--- Material for this task Enclosed Below ---

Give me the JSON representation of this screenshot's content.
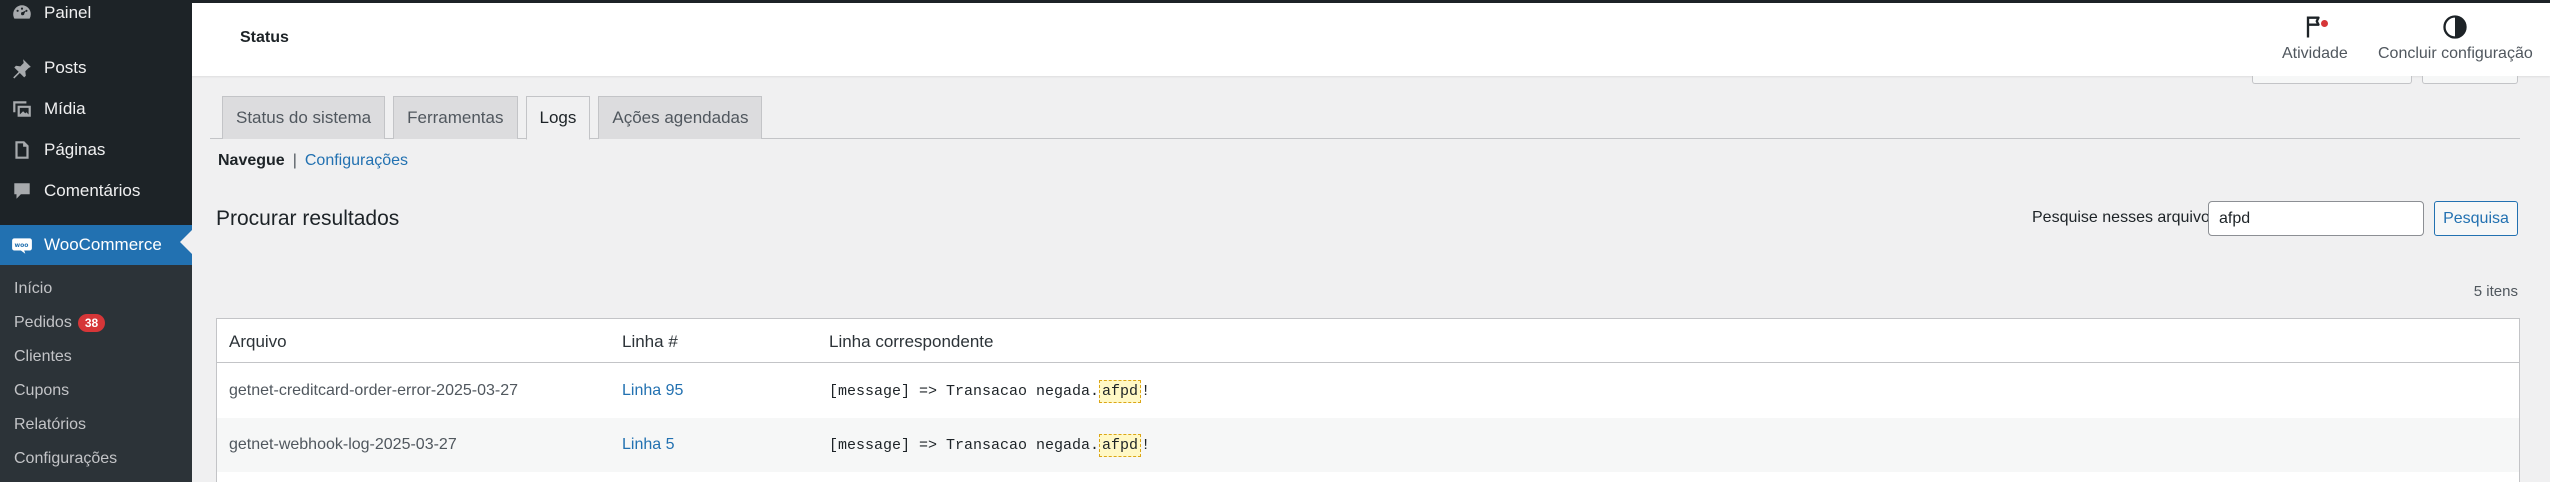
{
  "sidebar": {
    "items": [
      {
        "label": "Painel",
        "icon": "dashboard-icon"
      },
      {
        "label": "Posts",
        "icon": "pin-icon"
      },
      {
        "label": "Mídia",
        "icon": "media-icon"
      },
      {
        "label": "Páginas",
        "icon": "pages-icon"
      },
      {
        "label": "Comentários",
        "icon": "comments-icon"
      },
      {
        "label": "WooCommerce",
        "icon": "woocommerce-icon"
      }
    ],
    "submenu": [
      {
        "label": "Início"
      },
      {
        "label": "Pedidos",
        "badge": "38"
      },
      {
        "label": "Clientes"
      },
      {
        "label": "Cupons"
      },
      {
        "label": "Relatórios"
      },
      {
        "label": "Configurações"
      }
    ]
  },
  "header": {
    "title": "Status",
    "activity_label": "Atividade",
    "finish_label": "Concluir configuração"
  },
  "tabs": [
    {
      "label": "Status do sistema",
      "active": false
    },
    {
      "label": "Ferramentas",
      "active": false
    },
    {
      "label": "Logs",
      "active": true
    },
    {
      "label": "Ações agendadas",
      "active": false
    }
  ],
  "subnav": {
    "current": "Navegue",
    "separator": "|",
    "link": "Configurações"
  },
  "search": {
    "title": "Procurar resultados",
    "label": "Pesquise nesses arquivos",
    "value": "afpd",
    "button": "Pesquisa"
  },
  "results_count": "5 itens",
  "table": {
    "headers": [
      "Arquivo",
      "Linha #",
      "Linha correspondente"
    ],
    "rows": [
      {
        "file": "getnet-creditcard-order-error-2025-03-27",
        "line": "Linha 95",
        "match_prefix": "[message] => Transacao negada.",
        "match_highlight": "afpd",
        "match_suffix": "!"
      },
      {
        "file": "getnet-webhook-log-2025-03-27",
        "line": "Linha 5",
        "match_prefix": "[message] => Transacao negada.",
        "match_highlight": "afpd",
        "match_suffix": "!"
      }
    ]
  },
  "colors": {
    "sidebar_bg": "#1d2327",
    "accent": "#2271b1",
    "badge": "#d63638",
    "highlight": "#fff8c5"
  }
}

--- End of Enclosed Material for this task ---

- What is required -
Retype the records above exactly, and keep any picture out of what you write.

- Task answer -
Give me the JSON representation of this screenshot's content.
{
  "sidebar": {
    "items": [
      {
        "label": "Painel",
        "icon": "dashboard-icon"
      },
      {
        "label": "Posts",
        "icon": "pin-icon"
      },
      {
        "label": "Mídia",
        "icon": "media-icon"
      },
      {
        "label": "Páginas",
        "icon": "pages-icon"
      },
      {
        "label": "Comentários",
        "icon": "comments-icon"
      },
      {
        "label": "WooCommerce",
        "icon": "woocommerce-icon"
      }
    ],
    "submenu": [
      {
        "label": "Início"
      },
      {
        "label": "Pedidos",
        "badge": "38"
      },
      {
        "label": "Clientes"
      },
      {
        "label": "Cupons"
      },
      {
        "label": "Relatórios"
      },
      {
        "label": "Configurações"
      }
    ]
  },
  "header": {
    "title": "Status",
    "activity_label": "Atividade",
    "finish_label": "Concluir configuração"
  },
  "tabs": [
    {
      "label": "Status do sistema",
      "active": false
    },
    {
      "label": "Ferramentas",
      "active": false
    },
    {
      "label": "Logs",
      "active": true
    },
    {
      "label": "Ações agendadas",
      "active": false
    }
  ],
  "subnav": {
    "current": "Navegue",
    "separator": "|",
    "link": "Configurações"
  },
  "search": {
    "title": "Procurar resultados",
    "label": "Pesquise nesses arquivos",
    "value": "afpd",
    "button": "Pesquisa"
  },
  "results_count": "5 itens",
  "table": {
    "headers": [
      "Arquivo",
      "Linha #",
      "Linha correspondente"
    ],
    "rows": [
      {
        "file": "getnet-creditcard-order-error-2025-03-27",
        "line": "Linha 95",
        "match_prefix": "[message] => Transacao negada.",
        "match_highlight": "afpd",
        "match_suffix": "!"
      },
      {
        "file": "getnet-webhook-log-2025-03-27",
        "line": "Linha 5",
        "match_prefix": "[message] => Transacao negada.",
        "match_highlight": "afpd",
        "match_suffix": "!"
      }
    ]
  },
  "colors": {
    "sidebar_bg": "#1d2327",
    "accent": "#2271b1",
    "badge": "#d63638",
    "highlight": "#fff8c5"
  }
}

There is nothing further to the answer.